◆ RECORDED DATA

+===+

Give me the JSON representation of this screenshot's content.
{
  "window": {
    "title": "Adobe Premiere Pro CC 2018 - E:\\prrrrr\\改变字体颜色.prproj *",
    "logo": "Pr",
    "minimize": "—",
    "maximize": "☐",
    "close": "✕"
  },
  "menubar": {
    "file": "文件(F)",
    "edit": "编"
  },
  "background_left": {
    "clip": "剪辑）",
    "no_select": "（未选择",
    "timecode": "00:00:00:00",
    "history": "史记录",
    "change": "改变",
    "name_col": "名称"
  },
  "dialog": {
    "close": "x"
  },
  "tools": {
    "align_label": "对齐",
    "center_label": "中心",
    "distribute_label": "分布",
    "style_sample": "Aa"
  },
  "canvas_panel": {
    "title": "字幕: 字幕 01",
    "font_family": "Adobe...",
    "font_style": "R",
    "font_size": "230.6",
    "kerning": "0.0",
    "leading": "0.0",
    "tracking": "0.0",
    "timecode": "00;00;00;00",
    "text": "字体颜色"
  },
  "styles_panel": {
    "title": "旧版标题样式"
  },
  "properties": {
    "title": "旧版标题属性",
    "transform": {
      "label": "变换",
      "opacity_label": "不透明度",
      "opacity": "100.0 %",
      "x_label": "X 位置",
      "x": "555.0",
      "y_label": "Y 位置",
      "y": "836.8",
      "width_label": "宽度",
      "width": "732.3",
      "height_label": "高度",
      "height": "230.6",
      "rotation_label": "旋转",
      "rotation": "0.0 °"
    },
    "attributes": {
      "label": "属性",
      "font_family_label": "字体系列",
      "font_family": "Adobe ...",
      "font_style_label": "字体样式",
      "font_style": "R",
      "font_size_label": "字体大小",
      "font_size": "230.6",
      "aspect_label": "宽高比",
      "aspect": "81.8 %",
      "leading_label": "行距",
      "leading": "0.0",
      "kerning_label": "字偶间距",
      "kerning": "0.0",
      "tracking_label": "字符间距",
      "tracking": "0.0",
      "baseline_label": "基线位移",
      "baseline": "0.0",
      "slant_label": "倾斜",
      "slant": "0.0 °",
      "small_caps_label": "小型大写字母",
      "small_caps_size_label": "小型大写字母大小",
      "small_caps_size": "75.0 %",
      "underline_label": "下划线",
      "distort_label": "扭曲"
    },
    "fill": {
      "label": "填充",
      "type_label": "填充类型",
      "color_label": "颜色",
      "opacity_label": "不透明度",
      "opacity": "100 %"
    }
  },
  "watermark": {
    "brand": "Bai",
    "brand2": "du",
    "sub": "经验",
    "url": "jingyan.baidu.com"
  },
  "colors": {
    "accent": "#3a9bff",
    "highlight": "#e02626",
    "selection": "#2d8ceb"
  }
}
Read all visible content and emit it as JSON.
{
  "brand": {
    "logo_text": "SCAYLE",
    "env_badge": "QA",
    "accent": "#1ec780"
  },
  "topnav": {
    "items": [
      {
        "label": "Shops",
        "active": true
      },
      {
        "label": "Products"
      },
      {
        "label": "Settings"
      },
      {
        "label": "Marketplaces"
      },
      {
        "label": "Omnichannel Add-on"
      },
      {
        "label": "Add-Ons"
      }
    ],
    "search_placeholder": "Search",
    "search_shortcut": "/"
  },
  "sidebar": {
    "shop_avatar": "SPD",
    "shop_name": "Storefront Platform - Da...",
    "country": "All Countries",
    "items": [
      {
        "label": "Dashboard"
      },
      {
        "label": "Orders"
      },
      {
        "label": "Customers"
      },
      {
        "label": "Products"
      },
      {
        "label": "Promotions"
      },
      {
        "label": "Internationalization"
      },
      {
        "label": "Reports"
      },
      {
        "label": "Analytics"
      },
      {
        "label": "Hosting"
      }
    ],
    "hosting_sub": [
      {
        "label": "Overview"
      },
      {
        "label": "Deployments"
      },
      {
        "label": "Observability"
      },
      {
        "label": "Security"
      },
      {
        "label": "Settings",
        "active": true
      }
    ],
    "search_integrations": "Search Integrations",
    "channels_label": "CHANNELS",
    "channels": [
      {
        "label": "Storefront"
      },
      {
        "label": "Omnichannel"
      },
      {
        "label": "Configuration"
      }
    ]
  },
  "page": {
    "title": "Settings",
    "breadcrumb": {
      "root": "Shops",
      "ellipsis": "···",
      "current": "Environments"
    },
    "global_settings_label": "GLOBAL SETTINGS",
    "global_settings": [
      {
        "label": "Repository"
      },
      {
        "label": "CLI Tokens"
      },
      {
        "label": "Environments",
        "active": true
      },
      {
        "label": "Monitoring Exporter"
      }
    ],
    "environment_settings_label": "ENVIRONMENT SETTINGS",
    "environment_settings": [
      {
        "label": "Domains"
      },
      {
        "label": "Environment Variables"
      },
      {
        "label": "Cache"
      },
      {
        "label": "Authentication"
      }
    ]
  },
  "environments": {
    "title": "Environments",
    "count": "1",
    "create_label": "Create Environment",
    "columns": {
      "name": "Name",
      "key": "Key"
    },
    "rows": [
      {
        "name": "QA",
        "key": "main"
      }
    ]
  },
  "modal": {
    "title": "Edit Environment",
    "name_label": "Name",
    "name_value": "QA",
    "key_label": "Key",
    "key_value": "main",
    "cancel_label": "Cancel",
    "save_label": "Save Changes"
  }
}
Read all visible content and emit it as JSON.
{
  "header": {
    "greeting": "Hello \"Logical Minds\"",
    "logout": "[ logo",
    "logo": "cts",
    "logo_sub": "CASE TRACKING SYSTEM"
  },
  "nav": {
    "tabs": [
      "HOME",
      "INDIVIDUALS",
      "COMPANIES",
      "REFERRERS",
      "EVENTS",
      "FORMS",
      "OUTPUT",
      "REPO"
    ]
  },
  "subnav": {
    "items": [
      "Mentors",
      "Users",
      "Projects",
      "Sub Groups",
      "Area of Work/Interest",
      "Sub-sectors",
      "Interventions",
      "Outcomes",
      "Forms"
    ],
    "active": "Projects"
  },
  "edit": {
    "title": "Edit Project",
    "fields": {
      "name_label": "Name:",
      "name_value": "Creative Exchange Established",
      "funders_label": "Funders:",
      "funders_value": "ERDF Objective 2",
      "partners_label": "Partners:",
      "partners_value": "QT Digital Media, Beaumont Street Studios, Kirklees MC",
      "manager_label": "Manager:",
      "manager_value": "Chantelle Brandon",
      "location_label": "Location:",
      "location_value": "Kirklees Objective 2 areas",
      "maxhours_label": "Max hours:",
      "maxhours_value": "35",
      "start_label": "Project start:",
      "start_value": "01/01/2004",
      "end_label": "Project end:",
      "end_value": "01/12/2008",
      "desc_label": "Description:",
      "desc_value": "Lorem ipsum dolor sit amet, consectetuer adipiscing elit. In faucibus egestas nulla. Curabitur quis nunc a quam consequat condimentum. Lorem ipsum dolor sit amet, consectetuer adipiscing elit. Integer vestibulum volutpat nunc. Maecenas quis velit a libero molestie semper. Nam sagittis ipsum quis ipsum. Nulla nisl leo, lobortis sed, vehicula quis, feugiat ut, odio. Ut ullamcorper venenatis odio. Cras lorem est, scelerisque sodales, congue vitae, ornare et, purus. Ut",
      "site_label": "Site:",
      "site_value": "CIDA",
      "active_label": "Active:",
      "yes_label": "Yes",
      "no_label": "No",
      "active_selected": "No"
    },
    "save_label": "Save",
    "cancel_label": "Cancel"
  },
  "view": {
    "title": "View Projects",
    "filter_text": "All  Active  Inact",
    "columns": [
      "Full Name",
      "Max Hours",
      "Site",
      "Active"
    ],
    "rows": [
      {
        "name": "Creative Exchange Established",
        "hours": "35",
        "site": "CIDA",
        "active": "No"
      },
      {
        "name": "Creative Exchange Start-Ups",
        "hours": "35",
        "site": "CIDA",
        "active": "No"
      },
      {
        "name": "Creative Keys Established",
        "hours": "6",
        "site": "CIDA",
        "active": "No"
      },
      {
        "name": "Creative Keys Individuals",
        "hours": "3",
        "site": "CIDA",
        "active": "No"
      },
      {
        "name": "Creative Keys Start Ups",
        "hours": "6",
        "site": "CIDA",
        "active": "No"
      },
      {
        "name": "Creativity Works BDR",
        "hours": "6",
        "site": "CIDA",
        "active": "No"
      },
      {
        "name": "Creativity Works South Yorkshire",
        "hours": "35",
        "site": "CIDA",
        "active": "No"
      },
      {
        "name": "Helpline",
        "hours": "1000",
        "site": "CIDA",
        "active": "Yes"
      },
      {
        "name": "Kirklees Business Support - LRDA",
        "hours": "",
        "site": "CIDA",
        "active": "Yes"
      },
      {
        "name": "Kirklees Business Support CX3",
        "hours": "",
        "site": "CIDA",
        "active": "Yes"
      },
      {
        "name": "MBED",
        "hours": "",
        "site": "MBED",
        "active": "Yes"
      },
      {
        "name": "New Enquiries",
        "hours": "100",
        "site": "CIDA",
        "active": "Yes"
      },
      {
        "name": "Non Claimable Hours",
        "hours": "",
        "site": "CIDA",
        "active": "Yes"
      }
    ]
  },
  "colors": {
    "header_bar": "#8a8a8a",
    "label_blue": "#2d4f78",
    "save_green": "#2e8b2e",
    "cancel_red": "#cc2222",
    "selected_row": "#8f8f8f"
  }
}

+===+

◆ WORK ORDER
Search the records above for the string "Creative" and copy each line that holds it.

◆ WORKED SOLUTION
      "name_value": "Creative Exchange Established",
        "name": "Creative Exchange Established",
        "name": "Creative Exchange Start-Ups",
        "name": "Creative Keys Established",
        "name": "Creative Keys Individuals",
        "name": "Creative Keys Start Ups",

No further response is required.